START DATA
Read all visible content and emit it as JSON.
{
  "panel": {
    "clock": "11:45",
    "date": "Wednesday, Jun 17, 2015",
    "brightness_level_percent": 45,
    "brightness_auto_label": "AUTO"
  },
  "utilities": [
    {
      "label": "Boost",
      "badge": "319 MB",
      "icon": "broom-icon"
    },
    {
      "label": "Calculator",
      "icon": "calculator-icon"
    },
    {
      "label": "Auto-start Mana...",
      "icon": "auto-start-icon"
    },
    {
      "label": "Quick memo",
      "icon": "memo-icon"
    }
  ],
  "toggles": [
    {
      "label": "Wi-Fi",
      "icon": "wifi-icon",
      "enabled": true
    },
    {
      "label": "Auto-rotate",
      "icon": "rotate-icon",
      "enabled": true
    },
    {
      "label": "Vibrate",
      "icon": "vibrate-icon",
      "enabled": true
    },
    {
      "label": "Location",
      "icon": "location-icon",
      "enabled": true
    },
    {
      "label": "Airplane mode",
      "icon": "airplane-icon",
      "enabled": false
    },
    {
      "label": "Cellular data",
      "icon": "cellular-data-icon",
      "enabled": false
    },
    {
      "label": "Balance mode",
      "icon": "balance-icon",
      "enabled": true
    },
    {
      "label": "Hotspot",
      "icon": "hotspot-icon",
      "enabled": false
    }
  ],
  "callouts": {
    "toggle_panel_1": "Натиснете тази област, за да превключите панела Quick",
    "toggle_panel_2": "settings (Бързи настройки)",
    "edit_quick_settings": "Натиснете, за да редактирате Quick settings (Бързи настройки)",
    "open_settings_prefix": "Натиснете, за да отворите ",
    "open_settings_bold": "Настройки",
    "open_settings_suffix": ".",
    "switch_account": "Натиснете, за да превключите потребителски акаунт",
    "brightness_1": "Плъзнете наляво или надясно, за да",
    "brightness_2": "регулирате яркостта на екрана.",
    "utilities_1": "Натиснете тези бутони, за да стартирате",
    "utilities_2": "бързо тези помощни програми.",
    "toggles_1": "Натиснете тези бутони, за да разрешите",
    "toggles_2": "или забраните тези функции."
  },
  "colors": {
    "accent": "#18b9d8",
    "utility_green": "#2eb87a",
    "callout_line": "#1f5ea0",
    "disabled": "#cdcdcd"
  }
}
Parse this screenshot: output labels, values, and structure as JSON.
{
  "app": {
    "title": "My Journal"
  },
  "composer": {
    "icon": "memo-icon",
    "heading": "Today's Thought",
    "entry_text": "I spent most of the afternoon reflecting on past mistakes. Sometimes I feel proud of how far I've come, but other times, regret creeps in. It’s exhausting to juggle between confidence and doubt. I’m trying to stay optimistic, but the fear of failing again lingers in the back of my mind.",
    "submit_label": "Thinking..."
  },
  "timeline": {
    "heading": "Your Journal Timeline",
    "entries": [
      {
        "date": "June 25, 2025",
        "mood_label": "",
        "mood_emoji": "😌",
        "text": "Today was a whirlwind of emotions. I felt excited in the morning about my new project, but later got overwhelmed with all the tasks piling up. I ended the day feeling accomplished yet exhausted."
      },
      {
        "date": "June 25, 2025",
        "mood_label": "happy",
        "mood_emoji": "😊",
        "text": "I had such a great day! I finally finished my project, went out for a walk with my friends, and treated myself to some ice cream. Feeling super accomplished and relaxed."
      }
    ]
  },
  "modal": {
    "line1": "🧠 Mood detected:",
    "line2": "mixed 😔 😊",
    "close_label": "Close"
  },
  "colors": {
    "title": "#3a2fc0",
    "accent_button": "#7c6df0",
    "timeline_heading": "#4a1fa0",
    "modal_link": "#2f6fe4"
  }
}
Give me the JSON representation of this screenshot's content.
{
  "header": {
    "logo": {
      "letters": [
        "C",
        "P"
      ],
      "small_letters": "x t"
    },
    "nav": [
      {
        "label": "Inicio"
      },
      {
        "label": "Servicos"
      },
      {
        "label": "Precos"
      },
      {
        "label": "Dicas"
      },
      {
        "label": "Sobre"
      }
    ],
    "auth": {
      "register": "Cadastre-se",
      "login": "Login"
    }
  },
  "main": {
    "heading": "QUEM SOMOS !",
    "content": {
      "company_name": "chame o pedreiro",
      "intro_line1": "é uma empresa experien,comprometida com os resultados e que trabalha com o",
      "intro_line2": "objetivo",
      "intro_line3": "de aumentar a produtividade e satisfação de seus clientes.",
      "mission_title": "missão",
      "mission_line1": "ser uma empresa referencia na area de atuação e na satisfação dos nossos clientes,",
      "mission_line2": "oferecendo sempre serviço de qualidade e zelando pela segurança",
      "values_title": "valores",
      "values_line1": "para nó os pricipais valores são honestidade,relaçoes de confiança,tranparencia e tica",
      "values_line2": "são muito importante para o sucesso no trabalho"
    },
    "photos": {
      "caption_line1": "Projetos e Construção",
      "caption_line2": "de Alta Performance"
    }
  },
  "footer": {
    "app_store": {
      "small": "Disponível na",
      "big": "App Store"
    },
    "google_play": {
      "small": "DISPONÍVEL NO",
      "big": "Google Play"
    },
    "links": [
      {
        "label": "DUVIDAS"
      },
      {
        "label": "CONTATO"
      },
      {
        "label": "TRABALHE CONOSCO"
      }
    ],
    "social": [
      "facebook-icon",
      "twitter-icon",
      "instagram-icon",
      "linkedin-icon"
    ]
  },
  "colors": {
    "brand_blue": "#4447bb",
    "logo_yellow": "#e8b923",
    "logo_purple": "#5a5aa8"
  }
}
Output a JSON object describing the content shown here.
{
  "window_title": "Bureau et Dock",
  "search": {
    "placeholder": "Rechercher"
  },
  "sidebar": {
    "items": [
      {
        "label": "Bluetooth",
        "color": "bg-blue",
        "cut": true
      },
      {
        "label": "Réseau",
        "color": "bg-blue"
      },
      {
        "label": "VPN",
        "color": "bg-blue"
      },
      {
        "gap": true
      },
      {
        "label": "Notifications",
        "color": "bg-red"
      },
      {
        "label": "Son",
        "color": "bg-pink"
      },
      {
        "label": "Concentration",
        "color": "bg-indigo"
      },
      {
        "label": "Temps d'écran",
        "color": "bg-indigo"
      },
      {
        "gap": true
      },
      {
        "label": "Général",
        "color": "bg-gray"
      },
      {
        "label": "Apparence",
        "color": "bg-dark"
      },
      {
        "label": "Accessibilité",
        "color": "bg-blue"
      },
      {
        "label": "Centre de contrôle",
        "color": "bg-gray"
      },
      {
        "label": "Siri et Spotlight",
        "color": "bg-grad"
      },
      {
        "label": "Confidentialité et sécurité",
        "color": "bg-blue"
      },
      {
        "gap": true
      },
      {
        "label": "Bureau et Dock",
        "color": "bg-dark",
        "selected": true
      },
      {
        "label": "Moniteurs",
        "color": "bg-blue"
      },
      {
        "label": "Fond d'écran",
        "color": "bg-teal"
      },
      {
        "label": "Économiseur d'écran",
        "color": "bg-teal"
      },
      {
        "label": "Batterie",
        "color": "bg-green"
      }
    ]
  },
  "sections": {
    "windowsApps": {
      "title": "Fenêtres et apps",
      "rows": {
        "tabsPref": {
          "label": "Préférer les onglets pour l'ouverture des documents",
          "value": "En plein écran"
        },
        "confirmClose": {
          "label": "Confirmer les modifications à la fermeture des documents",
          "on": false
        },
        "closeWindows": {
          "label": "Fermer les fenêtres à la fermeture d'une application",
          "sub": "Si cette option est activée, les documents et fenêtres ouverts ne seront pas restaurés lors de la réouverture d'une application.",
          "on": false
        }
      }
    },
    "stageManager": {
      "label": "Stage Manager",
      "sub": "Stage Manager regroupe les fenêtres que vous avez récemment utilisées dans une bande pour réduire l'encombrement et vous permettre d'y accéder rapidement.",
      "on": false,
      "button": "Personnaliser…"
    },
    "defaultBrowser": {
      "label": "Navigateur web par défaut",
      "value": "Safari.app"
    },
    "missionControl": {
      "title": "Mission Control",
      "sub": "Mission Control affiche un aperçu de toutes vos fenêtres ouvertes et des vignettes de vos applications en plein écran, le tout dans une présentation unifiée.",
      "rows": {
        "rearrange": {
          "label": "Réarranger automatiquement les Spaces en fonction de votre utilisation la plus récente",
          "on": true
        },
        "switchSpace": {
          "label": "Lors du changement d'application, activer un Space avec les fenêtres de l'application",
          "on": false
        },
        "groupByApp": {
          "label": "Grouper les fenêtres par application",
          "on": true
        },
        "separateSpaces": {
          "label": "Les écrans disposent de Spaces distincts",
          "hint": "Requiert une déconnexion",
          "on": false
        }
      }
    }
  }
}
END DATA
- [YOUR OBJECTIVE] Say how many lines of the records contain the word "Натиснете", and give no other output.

- [EXERCISE RESPONSE] 6